Researchers in the US have developed a new way to detect DNA synthesis in living cells by using click chemistry - the concept of reacting together two ’high energy’ molecules that ’click’ together efficiently under mild conditions. Experts believe the technique could lead to new ways of identifying cancer cells. 

To see how fast cells are proliferating, biologists measure the rate of DNA synthesis by feeding them analogues of the natural building blocks of the molecule. These synthetic compounds become incorporated into the growing DNA chain and can be detected after the cells are killed. 

The two most widely used analogues are [3H]thymidine, whose radioactivity can be measured in the fixed cells, or 5-bromo-2’-deoxyuridine (BrdU), which can be detected by specific antibodies raised against BrdU. 


Source: © A Salic and T J Mitchison

Schematic of the click reaction for detecting EdU incorporated into cellular DNA. The terminal alkyne group, exposed in the major groove of the DNA helix readily reacts with an organic azide (R can be any fluorophore, hapten, electron-dense particle, quantum dot, etc.) in the presence of catalytic amounts of Cu(I).

However, both have drawbacks. Tritiated thymidine produces only a weak signal and the technique is time consuming. The disadvantage of the BrdU method, on the other hand, is that the bulky antibody may not diffuse through large tissue samples to reach the cells of interest. 

Adrian Salic of Harvard Medical School in Boston, Massachusetts, and his colleague Timothy Mitchison have overcome these hurdles by using click chemistry. 

’We made a very simple chemical analogue of thymidine which contains a terminal alkyne in the form of an ethynyl group,’ Salic told Chemistry World. The triple bond of the ethynyl can be ’clicked’ with a fluorescent azide, a compound containing three double-bonded nitrogens in a row. This is a classic ’3+2’ cycloaddition - a rapid, efficient click-reaction catalysed by copper. 

Cells fed the alkyne-containing analogue incorporate it into their DNA. The team then add the fluorescent azide, which quickly diffuses into cells and reacts with the ethynl group. ’You obtain a strong signal that is detectable under standard fluorescence microscopy at low magnification,’ said Salic. 

"The method is foolproof" - Adrian Salic

The technique works in cultured cells and in whole animals. ’The method is foolproof,’ Salic added. 

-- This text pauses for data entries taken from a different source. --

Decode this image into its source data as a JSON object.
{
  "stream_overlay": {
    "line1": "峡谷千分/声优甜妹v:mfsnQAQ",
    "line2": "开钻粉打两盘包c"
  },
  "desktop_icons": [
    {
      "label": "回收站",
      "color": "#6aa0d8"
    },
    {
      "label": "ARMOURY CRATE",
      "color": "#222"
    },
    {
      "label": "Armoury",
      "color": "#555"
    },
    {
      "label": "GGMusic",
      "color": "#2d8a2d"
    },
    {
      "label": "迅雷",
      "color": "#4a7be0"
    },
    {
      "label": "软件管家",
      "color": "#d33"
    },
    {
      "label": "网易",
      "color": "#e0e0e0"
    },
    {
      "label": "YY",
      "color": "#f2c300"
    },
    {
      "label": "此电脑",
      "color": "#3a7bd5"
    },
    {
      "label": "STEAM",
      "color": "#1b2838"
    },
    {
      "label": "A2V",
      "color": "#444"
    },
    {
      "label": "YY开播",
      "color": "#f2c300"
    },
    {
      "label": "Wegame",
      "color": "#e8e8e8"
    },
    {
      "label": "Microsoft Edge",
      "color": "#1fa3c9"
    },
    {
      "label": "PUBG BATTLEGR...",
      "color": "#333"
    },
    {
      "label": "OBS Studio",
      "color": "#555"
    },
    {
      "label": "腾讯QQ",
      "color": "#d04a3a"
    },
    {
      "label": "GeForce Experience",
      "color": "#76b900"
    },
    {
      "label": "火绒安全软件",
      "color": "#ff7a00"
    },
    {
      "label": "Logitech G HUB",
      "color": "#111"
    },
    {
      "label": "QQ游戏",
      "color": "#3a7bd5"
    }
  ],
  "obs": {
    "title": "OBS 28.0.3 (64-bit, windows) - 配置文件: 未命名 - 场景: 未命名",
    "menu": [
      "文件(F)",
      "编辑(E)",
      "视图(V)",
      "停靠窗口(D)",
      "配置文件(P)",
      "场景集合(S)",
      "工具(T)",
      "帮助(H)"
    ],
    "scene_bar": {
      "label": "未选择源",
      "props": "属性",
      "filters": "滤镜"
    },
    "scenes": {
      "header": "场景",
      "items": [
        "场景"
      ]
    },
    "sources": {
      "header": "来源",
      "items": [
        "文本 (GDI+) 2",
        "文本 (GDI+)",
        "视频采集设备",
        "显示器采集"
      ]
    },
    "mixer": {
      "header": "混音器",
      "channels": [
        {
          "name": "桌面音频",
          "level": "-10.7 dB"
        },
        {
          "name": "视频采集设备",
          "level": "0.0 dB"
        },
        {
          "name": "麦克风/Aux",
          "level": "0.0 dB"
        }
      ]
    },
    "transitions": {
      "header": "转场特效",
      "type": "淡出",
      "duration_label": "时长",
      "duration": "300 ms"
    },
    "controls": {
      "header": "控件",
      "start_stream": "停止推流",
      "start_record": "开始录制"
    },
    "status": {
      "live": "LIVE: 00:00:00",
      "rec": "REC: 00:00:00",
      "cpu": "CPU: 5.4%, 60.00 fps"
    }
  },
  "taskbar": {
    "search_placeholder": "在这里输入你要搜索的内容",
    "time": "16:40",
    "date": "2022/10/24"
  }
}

’The authors have used elegant, cutting edge chemistry to develop a novel approach to label replicating DNA in cells,’ John Diffley, deputy head of Cancer Research UK’s London Research Institute told Chemistry World. ’This work may lead to new diagnostic approaches for the early identification of cancer cells.’ 

Simon Hadlington